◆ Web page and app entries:
+--
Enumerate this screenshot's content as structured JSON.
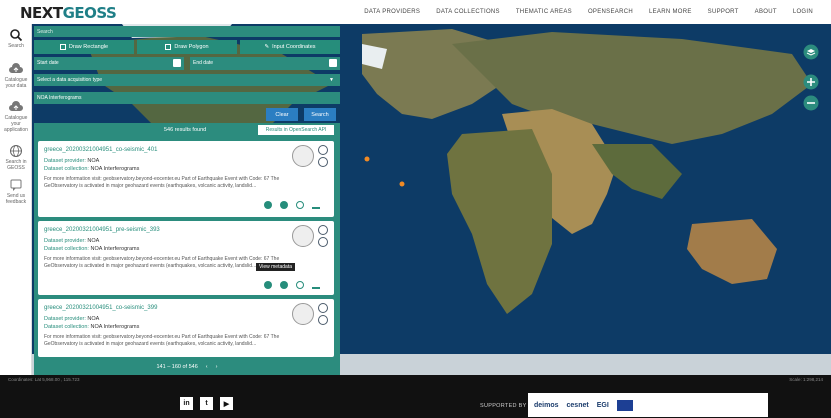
{
  "brand": {
    "logo_prefix": "NEXT",
    "logo_suffix": "GEOSS"
  },
  "nav": [
    "DATA PROVIDERS",
    "DATA COLLECTIONS",
    "THEMATIC AREAS",
    "OPENSEARCH",
    "LEARN MORE",
    "SUPPORT",
    "ABOUT",
    "LOGIN"
  ],
  "rail": [
    {
      "label": "Search",
      "icon": "search-icon"
    },
    {
      "label": "Catalogue your data",
      "icon": "cloud-upload-icon"
    },
    {
      "label": "Catalogue your application",
      "icon": "cloud-upload-icon"
    },
    {
      "label": "Search in GEOSS",
      "icon": "globe-icon"
    },
    {
      "label": "Send us feedback",
      "icon": "feedback-icon"
    }
  ],
  "search": {
    "placeholder": "Search"
  },
  "draw": {
    "rectangle": "Draw Rectangle",
    "polygon": "Draw Polygon",
    "coordinates": "Input Coordinates"
  },
  "dates": {
    "start_placeholder": "Start date",
    "end_placeholder": "End date"
  },
  "acquisition": {
    "placeholder": "Select a data acquisition type"
  },
  "collection": {
    "value": "NOA Interferograms"
  },
  "actions": {
    "clear": "Clear",
    "search": "Search"
  },
  "results": {
    "found": "546 results found",
    "opensearch_btn": "Results in OpenSearch API",
    "items": [
      {
        "title": "greece_20200321004951_co-seismic_401",
        "provider_label": "Dataset provider:",
        "provider": "NOA",
        "collection_label": "Dataset collection:",
        "collection": "NOA Interferograms",
        "description": "For more information visit: geobservatory.beyond-eocenter.eu Part of Earthquake Event with Code: 67 The GeObservatory is activated in major geohazard events (earthquakes, volcanic activity, landslid..."
      },
      {
        "title": "greece_20200321004951_pre-seismic_393",
        "provider_label": "Dataset provider:",
        "provider": "NOA",
        "collection_label": "Dataset collection:",
        "collection": "NOA Interferograms",
        "description": "For more information visit: geobservatory.beyond-eocenter.eu Part of Earthquake Event with Code: 67 The GeObservatory is activated in major geohazard events (earthquakes, volcanic activity, landslid..."
      },
      {
        "title": "greece_20200321004951_co-seismic_399",
        "provider_label": "Dataset provider:",
        "provider": "NOA",
        "collection_label": "Dataset collection:",
        "collection": "NOA Interferograms",
        "description": "For more information visit: geobservatory.beyond-eocenter.eu Part of Earthquake Event with Code: 67 The GeObservatory is activated in major geohazard events (earthquakes, volcanic activity, landslid..."
      }
    ],
    "tooltip": "View metadata",
    "pager": "141 – 160 of 546"
  },
  "footer": {
    "coordinates": "Coordinates: Lat 5,968.00 , 115.723",
    "scale": "Scale: 1:298,214",
    "supported": "SUPPORTED BY",
    "partners": [
      "deimos",
      "cesnet",
      "EGI"
    ],
    "social": [
      "linkedin-icon",
      "twitter-icon",
      "youtube-icon"
    ]
  },
  "colors": {
    "teal": "#2c8c7e",
    "blue_button": "#2b7ec2",
    "ocean": "#0b3a63"
  }
}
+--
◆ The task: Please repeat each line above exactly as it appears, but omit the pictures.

◆ Exercise response:
Enumerate this screenshot's content as structured JSON.
{
  "brand": {
    "logo_prefix": "NEXT",
    "logo_suffix": "GEOSS"
  },
  "nav": [
    "DATA PROVIDERS",
    "DATA COLLECTIONS",
    "THEMATIC AREAS",
    "OPENSEARCH",
    "LEARN MORE",
    "SUPPORT",
    "ABOUT",
    "LOGIN"
  ],
  "rail": [
    {
      "label": "Search",
      "icon": "search-icon"
    },
    {
      "label": "Catalogue your data",
      "icon": "cloud-upload-icon"
    },
    {
      "label": "Catalogue your application",
      "icon": "cloud-upload-icon"
    },
    {
      "label": "Search in GEOSS",
      "icon": "globe-icon"
    },
    {
      "label": "Send us feedback",
      "icon": "feedback-icon"
    }
  ],
  "search": {
    "placeholder": "Search"
  },
  "draw": {
    "rectangle": "Draw Rectangle",
    "polygon": "Draw Polygon",
    "coordinates": "Input Coordinates"
  },
  "dates": {
    "start_placeholder": "Start date",
    "end_placeholder": "End date"
  },
  "acquisition": {
    "placeholder": "Select a data acquisition type"
  },
  "collection": {
    "value": "NOA Interferograms"
  },
  "actions": {
    "clear": "Clear",
    "search": "Search"
  },
  "results": {
    "found": "546 results found",
    "opensearch_btn": "Results in OpenSearch API",
    "items": [
      {
        "title": "greece_20200321004951_co-seismic_401",
        "provider_label": "Dataset provider:",
        "provider": "NOA",
        "collection_label": "Dataset collection:",
        "collection": "NOA Interferograms",
        "description": "For more information visit: geobservatory.beyond-eocenter.eu Part of Earthquake Event with Code: 67 The GeObservatory is activated in major geohazard events (earthquakes, volcanic activity, landslid..."
      },
      {
        "title": "greece_20200321004951_pre-seismic_393",
        "provider_label": "Dataset provider:",
        "provider": "NOA",
        "collection_label": "Dataset collection:",
        "collection": "NOA Interferograms",
        "description": "For more information visit: geobservatory.beyond-eocenter.eu Part of Earthquake Event with Code: 67 The GeObservatory is activated in major geohazard events (earthquakes, volcanic activity, landslid..."
      },
      {
        "title": "greece_20200321004951_co-seismic_399",
        "provider_label": "Dataset provider:",
        "provider": "NOA",
        "collection_label": "Dataset collection:",
        "collection": "NOA Interferograms",
        "description": "For more information visit: geobservatory.beyond-eocenter.eu Part of Earthquake Event with Code: 67 The GeObservatory is activated in major geohazard events (earthquakes, volcanic activity, landslid..."
      }
    ],
    "tooltip": "View metadata",
    "pager": "141 – 160 of 546"
  },
  "footer": {
    "coordinates": "Coordinates: Lat 5,968.00 , 115.723",
    "scale": "Scale: 1:298,214",
    "supported": "SUPPORTED BY",
    "partners": [
      "deimos",
      "cesnet",
      "EGI"
    ],
    "social": [
      "linkedin-icon",
      "twitter-icon",
      "youtube-icon"
    ]
  },
  "colors": {
    "teal": "#2c8c7e",
    "blue_button": "#2b7ec2",
    "ocean": "#0b3a63"
  }
}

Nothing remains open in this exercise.